September 27, 2021
Monday of the Twenty-Sixth Week in Ordinary Time
Readings for Today
Saint Vincent de Paul, Priest—Memorial
An argument arose among the disciples about which of them was the greatest. Jesus realized the intention of their hearts and took a child and placed it by his side and said to them, “Whoever receives this child in my name receives me, and whoever receives me receives the one who sent me. For the one who is least among all of you is the one who is the greatest.” Luke 9:48
This conversation between Jesus and His disciples took place shortly after three events. First, it took place after the disciples returned from the first mission on which Jesus had sent them. Second, it was after Peter made his profession of faith stating that Jesus was “The Messiah of God.” Third, it occurred after the Transfiguration in which Jesus took Peter, James and John up the mountain to reveal His glory. After these three events, it appears that a certain rivalry began to manifest itself among the disciples. Perhaps there was jealousy of Peter’s profession of faith, or perhaps the disciples who were not taken up the mountain of the Transfiguration were a bit envious. But whatever the cause, Jesus addresses what is the beginning of a desire for vainglory among the disciples.
In commenting on this passage, Saint Cyril of Alexandria notes that in the spiritual battle, the devil’s first tactic is to stir up fleshly desires within our souls to keep us bound by the desire for those pleasures. However, when a person is able to escape these more base and fleshly desires, then the devil stirs up a spiritual sin; namely, a selfishness and vainglory. It is this desire for vainglory, the desire to be perceived as the greatest, with which the disciples were struggling.

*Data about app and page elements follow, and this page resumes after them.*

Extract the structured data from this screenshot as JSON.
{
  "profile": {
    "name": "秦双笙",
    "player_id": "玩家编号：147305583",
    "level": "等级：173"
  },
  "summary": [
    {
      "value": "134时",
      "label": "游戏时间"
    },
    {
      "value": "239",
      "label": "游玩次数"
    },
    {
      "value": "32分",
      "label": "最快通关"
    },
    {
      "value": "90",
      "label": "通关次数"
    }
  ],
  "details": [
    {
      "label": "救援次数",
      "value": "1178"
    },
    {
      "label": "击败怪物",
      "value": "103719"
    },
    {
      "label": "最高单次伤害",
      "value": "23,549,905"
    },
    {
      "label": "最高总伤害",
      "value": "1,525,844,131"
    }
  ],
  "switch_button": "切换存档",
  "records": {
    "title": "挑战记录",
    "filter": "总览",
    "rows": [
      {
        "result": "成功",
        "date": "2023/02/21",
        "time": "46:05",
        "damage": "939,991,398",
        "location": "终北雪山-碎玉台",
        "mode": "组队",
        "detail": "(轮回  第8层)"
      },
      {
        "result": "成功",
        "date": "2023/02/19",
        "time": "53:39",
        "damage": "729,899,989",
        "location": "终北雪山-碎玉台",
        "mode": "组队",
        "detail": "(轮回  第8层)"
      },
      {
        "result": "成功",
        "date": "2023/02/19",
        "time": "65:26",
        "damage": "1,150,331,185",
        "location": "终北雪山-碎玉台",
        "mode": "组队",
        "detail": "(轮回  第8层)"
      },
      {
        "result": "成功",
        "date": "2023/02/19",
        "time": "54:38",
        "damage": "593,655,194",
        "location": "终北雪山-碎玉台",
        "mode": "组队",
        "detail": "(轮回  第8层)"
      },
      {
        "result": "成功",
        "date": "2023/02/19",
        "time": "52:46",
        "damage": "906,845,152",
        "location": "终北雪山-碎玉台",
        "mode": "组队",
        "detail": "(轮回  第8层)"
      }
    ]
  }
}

Our Lord addresses the disciples after He “realized the intention of their hearts.” This is a very important line. Essentially, Jesus noticed that the desire for vainglory was just beginning. By analogy, when a weed begins to grow, it is easily pulled up by the roots. But if it is left to grow for a while, then the roots are more difficult to pull up, and doing so often affects the other plants and ground around the weed. So it is with sin. By gently bringing a child into their midst and stating that “the one who is least among you is the one who is the greatest,” Jesus was helping them to remove this “weed” of the sin of vainglory before it took deep root in their lives. As Jesus continues His conversation with the disciples, He continues to act with gentleness, addressing their slight error in their reasoning.
This is important to understand, because our Lord always desires to address our sin the very moment it begins. If we are open to His subtle promptings of grace, gently redirecting our actions the moment we begin to go astray, then our attentiveness to His loving rebuke will help keep us from becoming more deeply rooted in our error, whatever it may be. Establishing a practice of constant self-reflection greatly helps with this. Establishing this habit means we do not see our Lord as a harsh and critical Judge; rather, we see Him in His gentleness and care. This image of Jesus gently bringing a child before the disciples so as to teach them about true greatness should help us to realize that we should never fear these gentle promptings of grace.
Reflect, today, upon our Lord appearing before you, gently addressing the small sins with which you are struggling. Of course, all serious sins must be firmly dealt with first. But once all serious sin is rooted out of your life, be attentive to the gentle and merciful promptings of grace by which Jesus wants to root out every small sin at its beginning and even every spiritual imperfection. Attentiveness to these graces is the surest way to grow in holiness and to allow our Lord to lead you into His glorious will, making you truly great within His Kingdom.
My most merciful and gentle Jesus, I thank You for the many ways in which You come to me, revealing Your love and grace. Please help me to see clearly the ways that I must change, so that even the beginnings of the smallest sin in my life may be rooted out. I love You, my Lord. Help me to love You with all my heart. Jesus, I trust in You.
Novena to St. Thérèse, the Little Flower
Scripture Meditations for Ordinary Time
Saint of the Day – Saint Vincent de Paul, Priest
Featured image above: Jesus Christ with the children / Let the little Children come unto Me / Suffer the Children By Carl Bloch, via Wikimedia Commons